Assignment: Return exactly the lines that run from the one with "What data populates" to the last line of the entries below, both included, and nothing else.

Task material:
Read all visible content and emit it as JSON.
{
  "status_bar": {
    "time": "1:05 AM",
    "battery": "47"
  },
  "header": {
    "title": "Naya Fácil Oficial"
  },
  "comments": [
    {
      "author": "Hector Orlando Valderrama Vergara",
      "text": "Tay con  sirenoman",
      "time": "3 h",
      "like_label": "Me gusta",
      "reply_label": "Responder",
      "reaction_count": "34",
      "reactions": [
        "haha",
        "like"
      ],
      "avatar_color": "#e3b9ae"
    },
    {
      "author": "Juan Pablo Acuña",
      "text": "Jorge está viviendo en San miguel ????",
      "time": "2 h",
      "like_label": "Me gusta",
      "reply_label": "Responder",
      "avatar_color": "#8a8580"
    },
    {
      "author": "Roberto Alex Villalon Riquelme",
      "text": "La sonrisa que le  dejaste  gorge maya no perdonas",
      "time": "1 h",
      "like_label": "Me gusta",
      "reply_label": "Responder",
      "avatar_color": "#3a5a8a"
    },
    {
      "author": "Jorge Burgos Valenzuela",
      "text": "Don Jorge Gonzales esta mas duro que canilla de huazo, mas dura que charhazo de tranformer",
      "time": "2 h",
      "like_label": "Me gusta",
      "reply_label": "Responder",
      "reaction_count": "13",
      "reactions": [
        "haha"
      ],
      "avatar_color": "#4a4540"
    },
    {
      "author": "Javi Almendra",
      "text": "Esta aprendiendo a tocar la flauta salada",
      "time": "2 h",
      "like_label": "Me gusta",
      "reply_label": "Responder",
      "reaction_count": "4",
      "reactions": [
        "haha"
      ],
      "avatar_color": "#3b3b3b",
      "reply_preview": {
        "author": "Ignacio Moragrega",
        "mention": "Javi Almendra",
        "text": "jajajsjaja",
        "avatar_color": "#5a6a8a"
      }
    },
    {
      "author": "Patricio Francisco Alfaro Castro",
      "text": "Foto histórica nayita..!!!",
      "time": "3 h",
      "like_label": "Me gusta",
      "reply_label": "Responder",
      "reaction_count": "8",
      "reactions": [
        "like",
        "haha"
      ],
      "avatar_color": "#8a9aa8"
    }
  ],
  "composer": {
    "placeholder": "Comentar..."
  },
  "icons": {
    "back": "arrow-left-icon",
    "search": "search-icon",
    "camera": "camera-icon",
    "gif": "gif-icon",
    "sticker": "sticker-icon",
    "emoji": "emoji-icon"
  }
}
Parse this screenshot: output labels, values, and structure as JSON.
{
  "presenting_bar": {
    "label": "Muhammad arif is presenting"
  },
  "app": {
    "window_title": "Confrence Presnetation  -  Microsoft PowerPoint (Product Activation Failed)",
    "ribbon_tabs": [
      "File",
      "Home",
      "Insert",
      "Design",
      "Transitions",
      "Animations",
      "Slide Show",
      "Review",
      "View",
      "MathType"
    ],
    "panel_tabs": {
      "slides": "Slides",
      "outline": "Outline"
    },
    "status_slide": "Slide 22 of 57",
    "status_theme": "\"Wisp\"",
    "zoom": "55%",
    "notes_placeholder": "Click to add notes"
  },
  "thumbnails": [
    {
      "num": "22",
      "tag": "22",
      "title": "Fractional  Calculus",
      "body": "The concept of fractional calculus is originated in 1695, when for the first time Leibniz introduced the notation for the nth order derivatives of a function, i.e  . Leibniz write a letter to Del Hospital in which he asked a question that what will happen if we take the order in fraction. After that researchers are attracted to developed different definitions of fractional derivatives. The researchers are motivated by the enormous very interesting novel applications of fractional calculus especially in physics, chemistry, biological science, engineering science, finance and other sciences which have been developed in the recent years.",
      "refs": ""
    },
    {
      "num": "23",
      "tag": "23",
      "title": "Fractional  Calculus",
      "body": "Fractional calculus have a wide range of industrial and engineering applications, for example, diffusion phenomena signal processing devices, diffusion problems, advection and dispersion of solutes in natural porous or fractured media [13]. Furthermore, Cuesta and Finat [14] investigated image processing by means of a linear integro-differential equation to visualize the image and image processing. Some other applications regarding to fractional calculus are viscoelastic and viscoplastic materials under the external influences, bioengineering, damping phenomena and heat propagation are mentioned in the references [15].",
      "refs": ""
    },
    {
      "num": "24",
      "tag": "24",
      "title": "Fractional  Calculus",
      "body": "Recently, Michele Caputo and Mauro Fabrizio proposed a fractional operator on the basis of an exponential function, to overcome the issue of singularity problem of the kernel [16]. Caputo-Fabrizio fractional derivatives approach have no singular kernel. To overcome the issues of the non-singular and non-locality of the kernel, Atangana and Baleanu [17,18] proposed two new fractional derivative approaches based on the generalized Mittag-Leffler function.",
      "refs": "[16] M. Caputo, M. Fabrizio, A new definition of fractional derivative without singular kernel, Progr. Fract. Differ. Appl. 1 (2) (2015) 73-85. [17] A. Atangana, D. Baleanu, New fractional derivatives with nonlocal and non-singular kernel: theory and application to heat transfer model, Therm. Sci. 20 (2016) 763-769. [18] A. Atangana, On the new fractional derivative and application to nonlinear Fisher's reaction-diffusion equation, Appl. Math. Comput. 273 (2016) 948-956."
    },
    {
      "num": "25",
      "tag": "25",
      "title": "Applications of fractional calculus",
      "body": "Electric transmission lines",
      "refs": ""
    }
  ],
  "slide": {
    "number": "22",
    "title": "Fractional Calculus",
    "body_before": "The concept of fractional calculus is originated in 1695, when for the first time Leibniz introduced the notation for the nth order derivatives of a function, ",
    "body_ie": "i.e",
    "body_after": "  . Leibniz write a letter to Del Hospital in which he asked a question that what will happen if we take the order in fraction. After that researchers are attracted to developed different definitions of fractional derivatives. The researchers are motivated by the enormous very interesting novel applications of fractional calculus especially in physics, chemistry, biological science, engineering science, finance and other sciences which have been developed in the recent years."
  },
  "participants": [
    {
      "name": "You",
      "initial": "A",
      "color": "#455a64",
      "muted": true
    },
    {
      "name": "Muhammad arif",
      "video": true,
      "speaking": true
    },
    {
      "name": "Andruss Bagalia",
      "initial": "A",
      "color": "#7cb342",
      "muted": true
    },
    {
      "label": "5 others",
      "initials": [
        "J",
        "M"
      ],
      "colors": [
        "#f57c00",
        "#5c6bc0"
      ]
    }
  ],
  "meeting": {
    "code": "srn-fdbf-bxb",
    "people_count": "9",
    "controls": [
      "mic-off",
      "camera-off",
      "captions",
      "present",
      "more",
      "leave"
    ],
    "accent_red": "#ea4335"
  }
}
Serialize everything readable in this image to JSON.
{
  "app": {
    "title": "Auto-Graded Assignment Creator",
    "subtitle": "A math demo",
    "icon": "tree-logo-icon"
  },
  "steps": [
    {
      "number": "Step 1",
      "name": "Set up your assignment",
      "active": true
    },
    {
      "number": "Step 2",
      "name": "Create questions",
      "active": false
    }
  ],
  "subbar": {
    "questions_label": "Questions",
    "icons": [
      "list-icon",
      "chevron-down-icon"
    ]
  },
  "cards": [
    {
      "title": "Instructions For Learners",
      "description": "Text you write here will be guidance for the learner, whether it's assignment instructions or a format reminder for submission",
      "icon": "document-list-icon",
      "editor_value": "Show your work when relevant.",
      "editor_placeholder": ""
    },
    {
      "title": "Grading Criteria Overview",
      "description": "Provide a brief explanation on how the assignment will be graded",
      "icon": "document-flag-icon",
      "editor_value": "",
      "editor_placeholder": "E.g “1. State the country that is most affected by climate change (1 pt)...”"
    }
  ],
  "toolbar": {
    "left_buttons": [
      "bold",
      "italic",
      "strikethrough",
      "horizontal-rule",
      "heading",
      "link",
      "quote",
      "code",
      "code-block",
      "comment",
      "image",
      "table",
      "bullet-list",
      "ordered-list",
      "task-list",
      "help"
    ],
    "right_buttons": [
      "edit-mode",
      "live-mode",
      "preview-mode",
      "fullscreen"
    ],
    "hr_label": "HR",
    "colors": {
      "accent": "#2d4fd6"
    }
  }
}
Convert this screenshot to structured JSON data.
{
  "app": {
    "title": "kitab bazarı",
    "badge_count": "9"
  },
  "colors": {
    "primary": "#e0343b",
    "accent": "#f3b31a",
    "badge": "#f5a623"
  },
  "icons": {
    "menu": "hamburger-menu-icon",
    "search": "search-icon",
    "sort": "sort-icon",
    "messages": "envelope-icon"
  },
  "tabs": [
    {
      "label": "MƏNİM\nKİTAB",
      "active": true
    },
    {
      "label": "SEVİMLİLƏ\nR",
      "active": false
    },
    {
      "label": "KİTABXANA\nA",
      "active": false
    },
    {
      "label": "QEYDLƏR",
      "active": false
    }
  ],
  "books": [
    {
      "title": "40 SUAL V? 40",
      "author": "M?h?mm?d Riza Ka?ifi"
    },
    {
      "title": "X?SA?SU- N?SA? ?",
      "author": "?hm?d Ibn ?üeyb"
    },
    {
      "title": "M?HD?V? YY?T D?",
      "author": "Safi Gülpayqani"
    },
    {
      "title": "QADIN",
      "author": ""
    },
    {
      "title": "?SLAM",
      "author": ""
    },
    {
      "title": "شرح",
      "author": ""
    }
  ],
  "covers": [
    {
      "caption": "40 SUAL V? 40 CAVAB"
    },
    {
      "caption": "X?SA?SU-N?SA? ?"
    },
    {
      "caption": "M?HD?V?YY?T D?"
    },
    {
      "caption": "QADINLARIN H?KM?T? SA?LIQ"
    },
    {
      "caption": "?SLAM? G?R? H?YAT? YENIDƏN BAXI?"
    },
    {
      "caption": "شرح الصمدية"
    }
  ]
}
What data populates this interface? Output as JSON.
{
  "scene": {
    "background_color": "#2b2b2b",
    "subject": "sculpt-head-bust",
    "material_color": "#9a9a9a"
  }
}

Answer space:
What data populates this interface? Output as JSON.
{
  "scene": {
    "background_color": "#2b2b2b",
    "subject": "sculpt-head-bust",
    "material_color": "#9a9a9a"
  }
}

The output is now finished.